And sometimes she approaches me to play, although she doesn't know how to invite me politely. Maybe there's hope for us yet, Diary. All I have to do is know my place in the pack.
From The Cat’s Perspective …
He's at it again. The barking. That constant barking during my daily naps. I don't know what I dislike most about that dog – the barking, the foreign scent everywhere, his freakish need for approval and attention ... And the baffling desire to eat my food and play in my litter box.
Just what is he trying to prove?
Perhaps I should start at the beginning. I adopted a family recently. As I explored my new home I picked up an awfully un-catlike scent everywhere. Naturally, I set about changing the scent to my own to let would-be interlopers know this land has been claimed.
But every time I went on kitty patrol, I picked up that scent again. Well, after a few days, I discovered what the smell was. A dog! My family hid him like a dirty little secret, no doubt afraid of my reaction. I suppose they wanted to ease me by introducing the dog gradually.
I stumbled upon him by accident when the door was accidentally left open.
He came into my room and tried to greet me with that big snout of his, but I bravely batted him with my paw and ran away. The lumbering giant took after me, and I nimbly avoided him by climbing my tree.
He sat looking up at me, barking impotently, but I wasn't about to climb down. After awhile, I realized I was frustrating him because there was just no way he could make it up the tree. I showed him my disdain by yawning nonchalantly. Unfortunately, my food bowl and litter box were left behind. He retaliated against me by eating my food and desecrating my box.
I don't understand his behavior, Diary, or why my family puts up with him. He hardly sleeps a wink and always wants to play. Sure, I was like that as a kitten, but you have to grow up sometimes.
As the months passed, it became clear the dog just wasn't learning the art of subtlety. He doesn't understand there is a time and place for everything. When someone calls for me, why rush? What's so important I have to run? And the incessant begging. Where's his dignity? If you see something you want, just show a little more affection and purr a little louder to remind the family you're there.
Well, I decided to make the dog my pet project. I try to set an example of how to hunt and chase, the proper times and places to take a nap and that he has his food and I have mine. I think I'm beginning to rub off on him. The other day, I caught the dog taking a midday nap. I was so proud I couldn't resist joining him. Now, we have a routine. We take one nap a day together, eat, then he chases me until I get tired of the game and tease him by climbing out of his reach.

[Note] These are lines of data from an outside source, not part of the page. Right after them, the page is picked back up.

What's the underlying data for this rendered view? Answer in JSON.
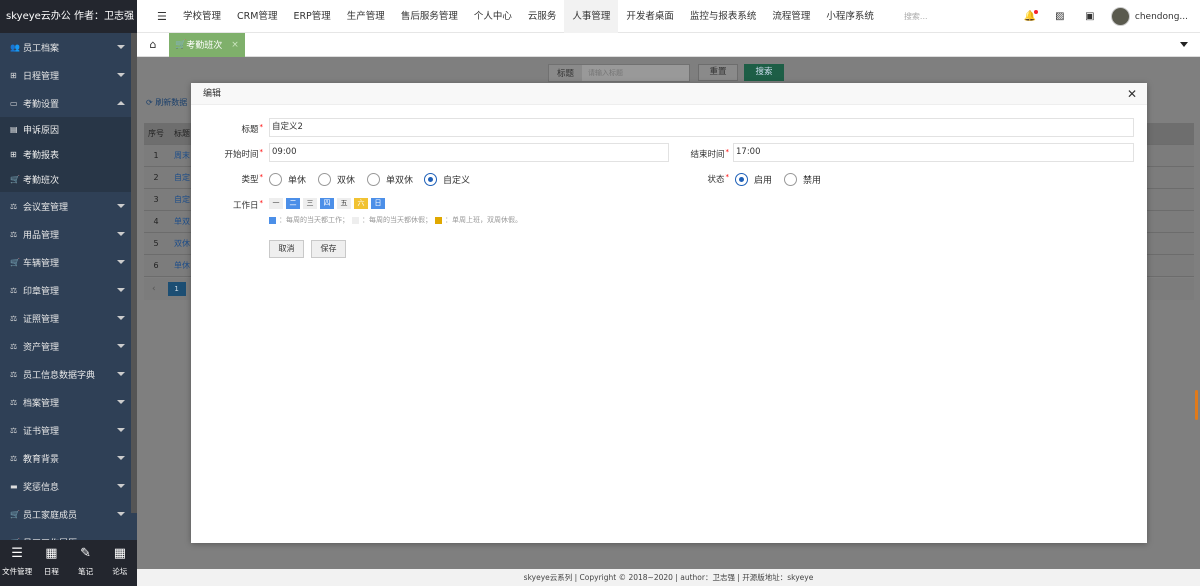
{
  "app": {
    "title": "skyeye云办公 作者：卫志强"
  },
  "sidebar": {
    "items": [
      {
        "label": "员工档案",
        "icon": "users-icon",
        "glyph": "👥",
        "expanded": false
      },
      {
        "label": "日程管理",
        "icon": "table-icon",
        "glyph": "⊞",
        "expanded": false
      },
      {
        "label": "考勤设置",
        "icon": "keyboard-icon",
        "glyph": "▭",
        "expanded": true
      }
    ],
    "subitems": [
      {
        "label": "申诉原因",
        "icon": "doc-icon",
        "glyph": "▤"
      },
      {
        "label": "考勤报表",
        "icon": "table-icon",
        "glyph": "⊞"
      },
      {
        "label": "考勤班次",
        "icon": "cart-icon",
        "glyph": "🛒"
      }
    ],
    "items2": [
      {
        "label": "会议室管理",
        "icon": "balance-icon",
        "glyph": "⚖"
      },
      {
        "label": "用品管理",
        "icon": "balance-icon",
        "glyph": "⚖"
      },
      {
        "label": "车辆管理",
        "icon": "cart-icon",
        "glyph": "🛒"
      },
      {
        "label": "印章管理",
        "icon": "balance-icon",
        "glyph": "⚖"
      },
      {
        "label": "证照管理",
        "icon": "balance-icon",
        "glyph": "⚖"
      },
      {
        "label": "资产管理",
        "icon": "balance-icon",
        "glyph": "⚖"
      },
      {
        "label": "员工信息数据字典",
        "icon": "balance-icon",
        "glyph": "⚖"
      },
      {
        "label": "档案管理",
        "icon": "balance-icon",
        "glyph": "⚖"
      },
      {
        "label": "证书管理",
        "icon": "balance-icon",
        "glyph": "⚖"
      },
      {
        "label": "教育背景",
        "icon": "balance-icon",
        "glyph": "⚖"
      },
      {
        "label": "奖惩信息",
        "icon": "archive-icon",
        "glyph": "▬"
      },
      {
        "label": "员工家庭成员",
        "icon": "cart-icon",
        "glyph": "🛒"
      },
      {
        "label": "员工工作履历",
        "icon": "cart-icon",
        "glyph": "🛒"
      }
    ],
    "footer_buttons": [
      {
        "label": "文件管理",
        "icon": "list-icon",
        "glyph": "☰"
      },
      {
        "label": "日程",
        "icon": "calendar-icon",
        "glyph": "▦"
      },
      {
        "label": "笔记",
        "icon": "edit-icon",
        "glyph": "✎"
      },
      {
        "label": "论坛",
        "icon": "calendar-icon",
        "glyph": "▦"
      }
    ]
  },
  "topnav": {
    "items": [
      "学校管理",
      "CRM管理",
      "ERP管理",
      "生产管理",
      "售后服务管理",
      "个人中心",
      "云服务",
      "人事管理",
      "开发者桌面",
      "监控与报表系统",
      "流程管理",
      "小程序系统"
    ],
    "active_index": 7,
    "search_placeholder": "搜索...",
    "username": "chendong..."
  },
  "tabs": {
    "active_label": "考勤班次"
  },
  "background": {
    "search_label": "标题",
    "search_placeholder": "请输入标题",
    "reset_label": "重置",
    "query_label": "搜索",
    "refresh_label": "刷新数据",
    "col_headers": [
      "序号",
      "标题"
    ],
    "rows": [
      {
        "no": "1",
        "title": "周末"
      },
      {
        "no": "2",
        "title": "自定"
      },
      {
        "no": "3",
        "title": "自定"
      },
      {
        "no": "4",
        "title": "单双"
      },
      {
        "no": "5",
        "title": "双休"
      },
      {
        "no": "6",
        "title": "单休"
      }
    ],
    "pager": {
      "prev": "‹",
      "page": "1"
    }
  },
  "dialog": {
    "title": "编辑",
    "title_label": "标题",
    "title_value": "自定义2",
    "start_label": "开始时间",
    "start_value": "09:00",
    "end_label": "结束时间",
    "end_value": "17:00",
    "type_label": "类型",
    "type_options": [
      "单休",
      "双休",
      "单双休",
      "自定义"
    ],
    "type_selected": 3,
    "status_label": "状态",
    "status_options": [
      "启用",
      "禁用"
    ],
    "status_selected": 0,
    "workday_label": "工作日",
    "days": [
      {
        "d": "一",
        "state": "gray"
      },
      {
        "d": "二",
        "state": "blue"
      },
      {
        "d": "三",
        "state": "gray"
      },
      {
        "d": "四",
        "state": "blue"
      },
      {
        "d": "五",
        "state": "gray"
      },
      {
        "d": "六",
        "state": "yellow"
      },
      {
        "d": "日",
        "state": "blue"
      }
    ],
    "legend": [
      "：每周的当天都工作；",
      "：每周的当天都休假；",
      "：单周上班，双周休假。"
    ],
    "cancel_label": "取消",
    "save_label": "保存"
  },
  "footer": {
    "text": "skyeye云系列 | Copyright © 2018~2020 | author：卫志强 | 开源版地址：skyeye"
  },
  "colors": {
    "sidebar": "#2f4056",
    "accent": "#1e60b8",
    "tab_active": "#7fb06b",
    "day_blue": "#4c8fe8",
    "day_yellow": "#f1c232"
  }
}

I've even grown accustomed to his scent.
He still reverts to form on occasion, though. When he's excited, the dog just can't help jumping, running and, worst of all, that barking. Oh well, Diary. We'll just take it one day at a time ...